Go through the data and report how many lines include the word "http", giving only the number.

====

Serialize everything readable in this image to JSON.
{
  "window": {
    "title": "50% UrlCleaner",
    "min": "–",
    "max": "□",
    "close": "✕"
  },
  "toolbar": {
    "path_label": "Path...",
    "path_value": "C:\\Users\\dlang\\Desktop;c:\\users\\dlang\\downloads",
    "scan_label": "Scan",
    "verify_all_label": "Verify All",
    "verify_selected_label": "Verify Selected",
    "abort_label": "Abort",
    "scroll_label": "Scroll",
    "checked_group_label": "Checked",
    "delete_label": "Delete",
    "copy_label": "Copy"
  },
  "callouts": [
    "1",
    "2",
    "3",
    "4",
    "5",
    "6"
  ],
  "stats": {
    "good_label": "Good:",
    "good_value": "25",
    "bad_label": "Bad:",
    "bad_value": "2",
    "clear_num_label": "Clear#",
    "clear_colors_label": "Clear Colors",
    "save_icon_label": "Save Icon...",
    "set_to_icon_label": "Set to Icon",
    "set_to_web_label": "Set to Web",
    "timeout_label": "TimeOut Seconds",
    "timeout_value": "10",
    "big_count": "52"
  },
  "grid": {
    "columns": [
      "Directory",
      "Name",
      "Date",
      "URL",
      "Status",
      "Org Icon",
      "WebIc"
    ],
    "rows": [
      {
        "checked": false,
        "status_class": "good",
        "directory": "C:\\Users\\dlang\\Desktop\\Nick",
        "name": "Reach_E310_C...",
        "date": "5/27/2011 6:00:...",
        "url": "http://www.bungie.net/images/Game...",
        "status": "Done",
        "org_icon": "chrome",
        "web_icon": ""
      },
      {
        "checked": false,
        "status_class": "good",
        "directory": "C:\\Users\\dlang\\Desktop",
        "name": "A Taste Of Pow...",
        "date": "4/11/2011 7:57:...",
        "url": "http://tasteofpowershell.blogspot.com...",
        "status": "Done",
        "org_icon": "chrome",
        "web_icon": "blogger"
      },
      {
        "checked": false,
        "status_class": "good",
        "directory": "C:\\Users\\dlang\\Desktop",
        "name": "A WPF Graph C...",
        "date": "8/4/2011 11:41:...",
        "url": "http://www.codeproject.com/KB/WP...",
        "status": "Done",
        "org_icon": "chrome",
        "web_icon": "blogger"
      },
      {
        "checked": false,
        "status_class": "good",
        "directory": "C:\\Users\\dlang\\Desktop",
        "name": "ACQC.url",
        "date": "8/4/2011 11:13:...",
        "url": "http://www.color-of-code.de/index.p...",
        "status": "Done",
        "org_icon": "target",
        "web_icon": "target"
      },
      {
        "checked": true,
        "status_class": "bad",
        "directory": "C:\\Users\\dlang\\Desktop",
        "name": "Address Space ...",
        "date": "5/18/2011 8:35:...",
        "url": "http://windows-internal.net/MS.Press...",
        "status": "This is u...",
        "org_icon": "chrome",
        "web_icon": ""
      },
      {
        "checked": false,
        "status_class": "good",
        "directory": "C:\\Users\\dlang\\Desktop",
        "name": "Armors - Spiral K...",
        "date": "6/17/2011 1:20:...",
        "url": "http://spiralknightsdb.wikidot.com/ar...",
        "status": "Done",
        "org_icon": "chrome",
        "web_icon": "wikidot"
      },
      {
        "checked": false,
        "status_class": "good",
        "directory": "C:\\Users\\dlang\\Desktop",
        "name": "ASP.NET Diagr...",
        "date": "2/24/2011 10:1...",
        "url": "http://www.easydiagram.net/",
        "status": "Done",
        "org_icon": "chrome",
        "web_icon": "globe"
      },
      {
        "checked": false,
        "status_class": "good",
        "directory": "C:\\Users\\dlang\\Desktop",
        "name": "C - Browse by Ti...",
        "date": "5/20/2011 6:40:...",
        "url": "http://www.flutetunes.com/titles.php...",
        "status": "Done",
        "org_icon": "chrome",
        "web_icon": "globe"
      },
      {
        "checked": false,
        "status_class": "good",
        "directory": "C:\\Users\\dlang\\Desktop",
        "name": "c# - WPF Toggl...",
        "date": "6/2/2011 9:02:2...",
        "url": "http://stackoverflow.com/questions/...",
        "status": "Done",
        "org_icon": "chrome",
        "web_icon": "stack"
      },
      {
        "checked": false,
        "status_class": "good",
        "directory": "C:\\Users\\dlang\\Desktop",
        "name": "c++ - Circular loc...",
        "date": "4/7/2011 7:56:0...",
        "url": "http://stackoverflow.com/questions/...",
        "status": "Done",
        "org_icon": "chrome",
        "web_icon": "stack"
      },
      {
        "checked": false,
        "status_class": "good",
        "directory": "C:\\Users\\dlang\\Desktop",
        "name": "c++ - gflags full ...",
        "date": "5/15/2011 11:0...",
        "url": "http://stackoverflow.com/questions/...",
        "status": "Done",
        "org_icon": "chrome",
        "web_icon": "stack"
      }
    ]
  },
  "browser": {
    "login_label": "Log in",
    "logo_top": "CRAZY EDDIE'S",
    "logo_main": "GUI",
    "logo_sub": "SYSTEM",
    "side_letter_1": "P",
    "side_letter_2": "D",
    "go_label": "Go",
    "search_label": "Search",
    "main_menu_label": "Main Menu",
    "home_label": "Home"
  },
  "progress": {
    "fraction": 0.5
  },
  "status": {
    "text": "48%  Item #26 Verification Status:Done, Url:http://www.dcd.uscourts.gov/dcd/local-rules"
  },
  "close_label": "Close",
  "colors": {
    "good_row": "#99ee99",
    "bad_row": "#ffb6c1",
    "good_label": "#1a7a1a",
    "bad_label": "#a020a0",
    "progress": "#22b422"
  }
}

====

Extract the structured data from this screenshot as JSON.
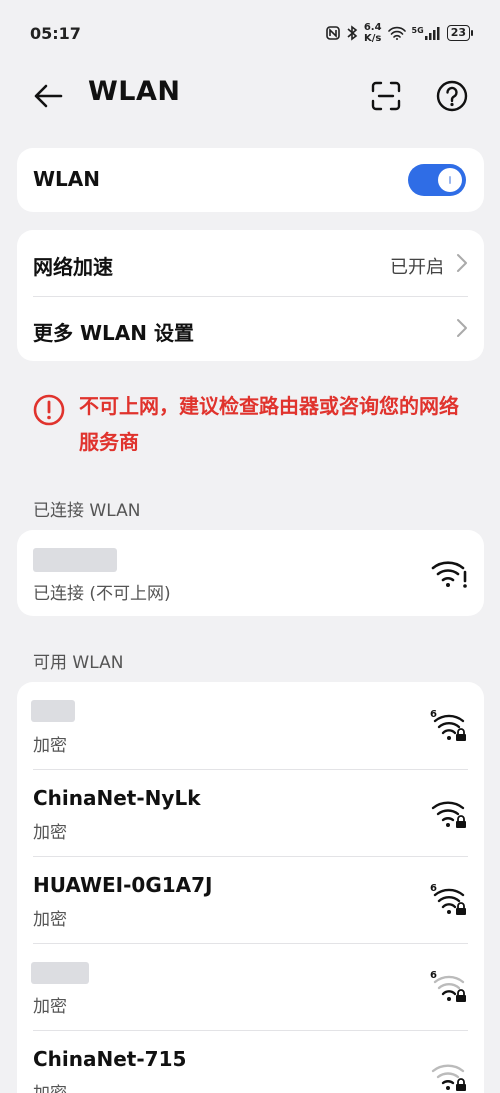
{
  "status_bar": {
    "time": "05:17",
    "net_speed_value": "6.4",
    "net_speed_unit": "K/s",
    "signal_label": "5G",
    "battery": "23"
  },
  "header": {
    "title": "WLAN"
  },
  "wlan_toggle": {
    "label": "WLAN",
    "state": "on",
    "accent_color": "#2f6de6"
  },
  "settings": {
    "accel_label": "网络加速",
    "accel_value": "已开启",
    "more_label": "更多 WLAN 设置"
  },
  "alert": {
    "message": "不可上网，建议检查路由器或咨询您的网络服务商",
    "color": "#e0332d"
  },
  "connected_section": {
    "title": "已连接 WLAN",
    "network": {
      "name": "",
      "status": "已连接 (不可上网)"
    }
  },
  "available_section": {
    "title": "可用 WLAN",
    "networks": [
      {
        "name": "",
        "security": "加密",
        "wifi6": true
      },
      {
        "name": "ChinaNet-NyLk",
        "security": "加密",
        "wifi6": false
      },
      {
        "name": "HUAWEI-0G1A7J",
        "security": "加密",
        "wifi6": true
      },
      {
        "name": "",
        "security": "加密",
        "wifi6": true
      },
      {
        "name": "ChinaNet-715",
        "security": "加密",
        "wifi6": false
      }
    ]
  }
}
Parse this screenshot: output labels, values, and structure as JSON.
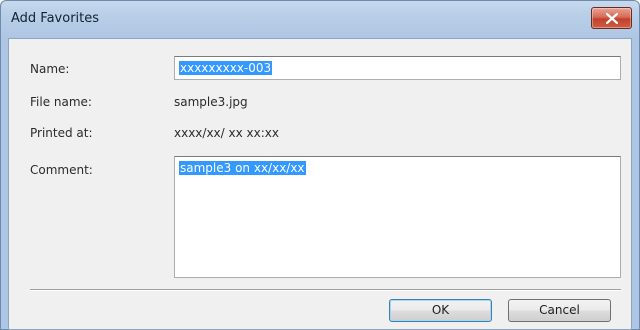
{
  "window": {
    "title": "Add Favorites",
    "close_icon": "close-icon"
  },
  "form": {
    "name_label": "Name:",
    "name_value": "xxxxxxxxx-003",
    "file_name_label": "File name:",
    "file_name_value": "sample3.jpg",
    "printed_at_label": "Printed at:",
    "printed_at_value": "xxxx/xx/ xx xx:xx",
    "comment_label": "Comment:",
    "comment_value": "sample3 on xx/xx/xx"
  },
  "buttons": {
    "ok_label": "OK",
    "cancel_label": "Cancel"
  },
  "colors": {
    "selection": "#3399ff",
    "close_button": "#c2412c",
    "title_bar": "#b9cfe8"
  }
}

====

● **Written response**: 12